I work part time in a philanthropic glass factory; glassybaby. If you don't know it, check them out. They make beautiful, handmade votive holders, and they donate a portion of their proceeds to charity. Coaching and writing are my life, but I like people, good works, and pretty things. Working a few hours a week at glassybaby gives me access to all three.
One of my co-workers, Delilah, took me aside during a break to explain that she thought she should be a writer. Truly, her life story is amazing and she is clearly artistically gifted. "But why," I asked, "do you think you should?"
"People tell me all the time that I should write." She listed who. All her explanations illustrated with what others had told her she ought to do. But when I asked what she wanted for herself, she teared up. "I don't know. I don't feel connected to myself."
Then she bravely braced herself for what she expected from me, meaning criticism or blame. I said, "Congratulations. You've just experienced how it works for you, when you try to take your own creative impulses seriously."
Her eyes widened. Progress? This was progress? Who knew?
The job for Delilah is to find her way back into that painful place, and see what is there. Why does she feel sad when she tries to connect with her own desires? Where does that show up in her attempts to work? And most importantly, what secrets must she keep even from herself, about the need to create?

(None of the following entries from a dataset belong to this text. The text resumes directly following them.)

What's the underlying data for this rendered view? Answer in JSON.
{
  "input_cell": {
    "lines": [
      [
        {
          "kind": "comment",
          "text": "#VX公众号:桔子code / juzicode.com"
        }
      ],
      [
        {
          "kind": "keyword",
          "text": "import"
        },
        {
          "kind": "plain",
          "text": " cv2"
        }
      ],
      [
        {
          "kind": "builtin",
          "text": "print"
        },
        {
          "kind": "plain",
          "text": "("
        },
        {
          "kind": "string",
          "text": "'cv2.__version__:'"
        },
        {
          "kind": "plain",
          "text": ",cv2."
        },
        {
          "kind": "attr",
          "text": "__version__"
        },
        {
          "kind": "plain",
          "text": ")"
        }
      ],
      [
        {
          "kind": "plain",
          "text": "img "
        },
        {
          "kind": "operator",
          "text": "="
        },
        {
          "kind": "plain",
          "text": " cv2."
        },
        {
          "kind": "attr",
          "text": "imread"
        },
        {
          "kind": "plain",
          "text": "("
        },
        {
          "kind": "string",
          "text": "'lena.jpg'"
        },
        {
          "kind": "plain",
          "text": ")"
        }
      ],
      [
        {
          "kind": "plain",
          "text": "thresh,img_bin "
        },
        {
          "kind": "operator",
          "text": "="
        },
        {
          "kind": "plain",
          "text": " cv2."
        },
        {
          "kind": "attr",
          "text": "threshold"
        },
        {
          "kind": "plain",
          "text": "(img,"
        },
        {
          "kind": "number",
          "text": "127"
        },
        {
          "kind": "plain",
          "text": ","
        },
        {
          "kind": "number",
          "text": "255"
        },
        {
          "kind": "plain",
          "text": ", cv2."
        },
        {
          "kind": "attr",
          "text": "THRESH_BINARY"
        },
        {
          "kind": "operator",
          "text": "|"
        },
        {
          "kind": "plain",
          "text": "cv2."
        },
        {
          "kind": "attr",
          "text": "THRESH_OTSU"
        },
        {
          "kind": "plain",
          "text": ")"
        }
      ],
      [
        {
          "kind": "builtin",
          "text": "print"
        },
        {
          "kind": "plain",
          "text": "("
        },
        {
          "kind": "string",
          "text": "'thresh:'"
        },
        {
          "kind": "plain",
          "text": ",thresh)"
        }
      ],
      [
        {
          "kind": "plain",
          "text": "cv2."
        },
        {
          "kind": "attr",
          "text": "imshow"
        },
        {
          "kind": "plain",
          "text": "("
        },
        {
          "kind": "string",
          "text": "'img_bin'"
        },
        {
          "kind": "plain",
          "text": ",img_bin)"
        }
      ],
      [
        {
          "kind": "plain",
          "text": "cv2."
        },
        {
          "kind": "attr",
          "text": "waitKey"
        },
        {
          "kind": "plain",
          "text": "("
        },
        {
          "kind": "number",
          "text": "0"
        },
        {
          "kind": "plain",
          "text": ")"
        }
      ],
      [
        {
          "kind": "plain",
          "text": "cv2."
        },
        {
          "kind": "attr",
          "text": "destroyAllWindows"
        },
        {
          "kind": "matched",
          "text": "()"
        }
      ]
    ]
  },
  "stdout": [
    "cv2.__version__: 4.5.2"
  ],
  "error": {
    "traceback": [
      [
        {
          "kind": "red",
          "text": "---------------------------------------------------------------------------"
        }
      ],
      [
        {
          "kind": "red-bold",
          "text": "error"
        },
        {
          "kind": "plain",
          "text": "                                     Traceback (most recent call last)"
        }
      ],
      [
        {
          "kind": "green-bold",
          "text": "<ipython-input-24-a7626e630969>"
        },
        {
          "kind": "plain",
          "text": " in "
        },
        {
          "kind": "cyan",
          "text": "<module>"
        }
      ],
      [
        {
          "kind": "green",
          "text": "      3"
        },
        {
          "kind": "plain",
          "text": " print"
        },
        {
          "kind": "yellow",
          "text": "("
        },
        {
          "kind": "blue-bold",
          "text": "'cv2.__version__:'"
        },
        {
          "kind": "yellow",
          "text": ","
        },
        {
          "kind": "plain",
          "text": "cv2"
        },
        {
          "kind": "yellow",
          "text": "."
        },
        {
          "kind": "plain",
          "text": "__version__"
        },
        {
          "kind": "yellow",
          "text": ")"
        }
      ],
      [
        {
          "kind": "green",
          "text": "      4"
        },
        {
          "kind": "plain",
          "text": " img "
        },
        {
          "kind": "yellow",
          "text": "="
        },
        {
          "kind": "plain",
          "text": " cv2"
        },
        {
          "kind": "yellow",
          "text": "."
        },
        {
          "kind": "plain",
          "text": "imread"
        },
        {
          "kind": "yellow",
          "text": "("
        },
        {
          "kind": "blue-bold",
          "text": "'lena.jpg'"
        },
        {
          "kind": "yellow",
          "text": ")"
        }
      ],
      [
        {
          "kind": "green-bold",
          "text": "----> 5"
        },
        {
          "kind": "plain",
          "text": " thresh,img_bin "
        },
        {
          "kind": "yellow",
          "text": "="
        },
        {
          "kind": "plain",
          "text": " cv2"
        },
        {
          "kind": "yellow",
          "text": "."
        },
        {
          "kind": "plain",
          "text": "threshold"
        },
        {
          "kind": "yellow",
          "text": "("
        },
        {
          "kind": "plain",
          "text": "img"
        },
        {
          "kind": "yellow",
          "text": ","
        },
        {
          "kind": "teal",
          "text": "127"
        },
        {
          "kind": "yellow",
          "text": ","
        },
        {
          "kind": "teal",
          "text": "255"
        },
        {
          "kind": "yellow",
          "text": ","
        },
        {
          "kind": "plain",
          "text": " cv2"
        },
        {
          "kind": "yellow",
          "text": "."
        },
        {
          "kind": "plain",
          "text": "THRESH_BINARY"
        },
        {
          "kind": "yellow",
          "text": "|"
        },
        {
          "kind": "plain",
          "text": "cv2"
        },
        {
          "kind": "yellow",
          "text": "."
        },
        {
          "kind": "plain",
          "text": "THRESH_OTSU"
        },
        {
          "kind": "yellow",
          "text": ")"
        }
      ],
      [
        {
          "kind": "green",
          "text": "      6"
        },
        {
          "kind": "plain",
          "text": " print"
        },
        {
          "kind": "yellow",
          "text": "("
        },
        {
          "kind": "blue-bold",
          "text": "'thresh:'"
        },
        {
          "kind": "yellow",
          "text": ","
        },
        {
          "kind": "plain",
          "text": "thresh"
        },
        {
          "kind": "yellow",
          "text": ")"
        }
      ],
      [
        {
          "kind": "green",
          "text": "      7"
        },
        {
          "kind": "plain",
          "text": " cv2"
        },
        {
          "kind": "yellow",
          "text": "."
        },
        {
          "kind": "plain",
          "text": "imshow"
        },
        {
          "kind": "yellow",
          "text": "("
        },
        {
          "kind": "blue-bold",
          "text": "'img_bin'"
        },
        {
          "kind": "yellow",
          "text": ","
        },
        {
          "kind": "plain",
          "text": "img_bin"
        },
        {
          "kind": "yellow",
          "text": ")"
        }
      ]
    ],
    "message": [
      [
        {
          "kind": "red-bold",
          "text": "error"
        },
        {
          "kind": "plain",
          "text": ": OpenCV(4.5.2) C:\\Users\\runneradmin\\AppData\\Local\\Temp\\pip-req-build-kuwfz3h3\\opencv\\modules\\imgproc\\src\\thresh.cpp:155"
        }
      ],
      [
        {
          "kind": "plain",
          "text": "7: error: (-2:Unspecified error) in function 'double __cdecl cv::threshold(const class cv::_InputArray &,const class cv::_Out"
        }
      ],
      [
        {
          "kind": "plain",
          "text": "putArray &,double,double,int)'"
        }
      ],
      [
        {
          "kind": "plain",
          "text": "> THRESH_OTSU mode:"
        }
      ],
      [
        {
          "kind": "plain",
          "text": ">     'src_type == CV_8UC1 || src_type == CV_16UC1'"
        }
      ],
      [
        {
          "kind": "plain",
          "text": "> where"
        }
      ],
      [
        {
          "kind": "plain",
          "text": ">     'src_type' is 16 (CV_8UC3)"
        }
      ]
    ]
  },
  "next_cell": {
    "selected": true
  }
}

In other words, how does it work?
From there, Delilah has choices.
How does it work for you?